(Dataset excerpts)
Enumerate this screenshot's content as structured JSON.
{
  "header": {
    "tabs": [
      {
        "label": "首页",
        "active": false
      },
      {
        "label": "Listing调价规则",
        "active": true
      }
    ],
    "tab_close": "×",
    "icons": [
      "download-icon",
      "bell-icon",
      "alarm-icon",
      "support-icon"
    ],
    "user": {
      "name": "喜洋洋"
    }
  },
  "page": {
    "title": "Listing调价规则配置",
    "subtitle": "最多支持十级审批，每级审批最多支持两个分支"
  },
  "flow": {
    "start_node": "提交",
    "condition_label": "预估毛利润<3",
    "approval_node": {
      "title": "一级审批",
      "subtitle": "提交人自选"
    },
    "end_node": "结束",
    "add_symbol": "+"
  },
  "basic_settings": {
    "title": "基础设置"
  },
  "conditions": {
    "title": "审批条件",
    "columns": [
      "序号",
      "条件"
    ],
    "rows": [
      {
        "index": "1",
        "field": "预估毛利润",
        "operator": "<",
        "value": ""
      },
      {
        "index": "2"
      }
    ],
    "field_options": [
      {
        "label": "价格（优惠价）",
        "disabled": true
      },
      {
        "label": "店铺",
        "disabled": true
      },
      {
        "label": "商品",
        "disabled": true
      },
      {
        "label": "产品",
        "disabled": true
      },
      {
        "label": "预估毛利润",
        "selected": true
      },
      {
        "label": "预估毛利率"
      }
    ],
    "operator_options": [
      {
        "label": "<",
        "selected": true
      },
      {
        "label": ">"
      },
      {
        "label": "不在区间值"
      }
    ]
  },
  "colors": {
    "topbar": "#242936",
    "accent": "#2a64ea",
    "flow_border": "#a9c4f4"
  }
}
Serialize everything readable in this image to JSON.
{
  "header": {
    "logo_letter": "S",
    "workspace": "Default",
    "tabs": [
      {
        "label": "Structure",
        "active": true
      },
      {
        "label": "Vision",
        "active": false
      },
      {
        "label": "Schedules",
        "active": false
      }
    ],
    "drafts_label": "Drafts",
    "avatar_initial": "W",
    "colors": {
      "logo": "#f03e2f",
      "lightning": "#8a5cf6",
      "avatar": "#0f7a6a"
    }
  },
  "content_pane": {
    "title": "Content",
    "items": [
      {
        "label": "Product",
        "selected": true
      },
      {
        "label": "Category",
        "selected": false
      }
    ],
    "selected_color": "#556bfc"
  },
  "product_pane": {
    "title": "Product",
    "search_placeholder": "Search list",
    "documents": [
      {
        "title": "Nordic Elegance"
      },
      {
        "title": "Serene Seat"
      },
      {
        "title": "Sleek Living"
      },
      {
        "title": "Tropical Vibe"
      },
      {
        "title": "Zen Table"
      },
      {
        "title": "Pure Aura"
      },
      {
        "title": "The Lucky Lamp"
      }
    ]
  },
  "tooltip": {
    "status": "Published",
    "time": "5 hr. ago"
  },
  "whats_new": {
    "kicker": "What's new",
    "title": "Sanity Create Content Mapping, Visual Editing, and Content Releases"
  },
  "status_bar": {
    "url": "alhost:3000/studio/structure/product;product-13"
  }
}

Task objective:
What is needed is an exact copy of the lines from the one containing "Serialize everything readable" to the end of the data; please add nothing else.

Final answer:
Serialize everything readable in this image to JSON.
{
  "header": {
    "logo_letter": "S",
    "workspace": "Default",
    "tabs": [
      {
        "label": "Structure",
        "active": true
      },
      {
        "label": "Vision",
        "active": false
      },
      {
        "label": "Schedules",
        "active": false
      }
    ],
    "drafts_label": "Drafts",
    "avatar_initial": "W",
    "colors": {
      "logo": "#f03e2f",
      "lightning": "#8a5cf6",
      "avatar": "#0f7a6a"
    }
  },
  "content_pane": {
    "title": "Content",
    "items": [
      {
        "label": "Product",
        "selected": true
      },
      {
        "label": "Category",
        "selected": false
      }
    ],
    "selected_color": "#556bfc"
  },
  "product_pane": {
    "title": "Product",
    "search_placeholder": "Search list",
    "documents": [
      {
        "title": "Nordic Elegance"
      },
      {
        "title": "Serene Seat"
      },
      {
        "title": "Sleek Living"
      },
      {
        "title": "Tropical Vibe"
      },
      {
        "title": "Zen Table"
      },
      {
        "title": "Pure Aura"
      },
      {
        "title": "The Lucky Lamp"
      }
    ]
  },
  "tooltip": {
    "status": "Published",
    "time": "5 hr. ago"
  },
  "whats_new": {
    "kicker": "What's new",
    "title": "Sanity Create Content Mapping, Visual Editing, and Content Releases"
  },
  "status_bar": {
    "url": "alhost:3000/studio/structure/product;product-13"
  }
}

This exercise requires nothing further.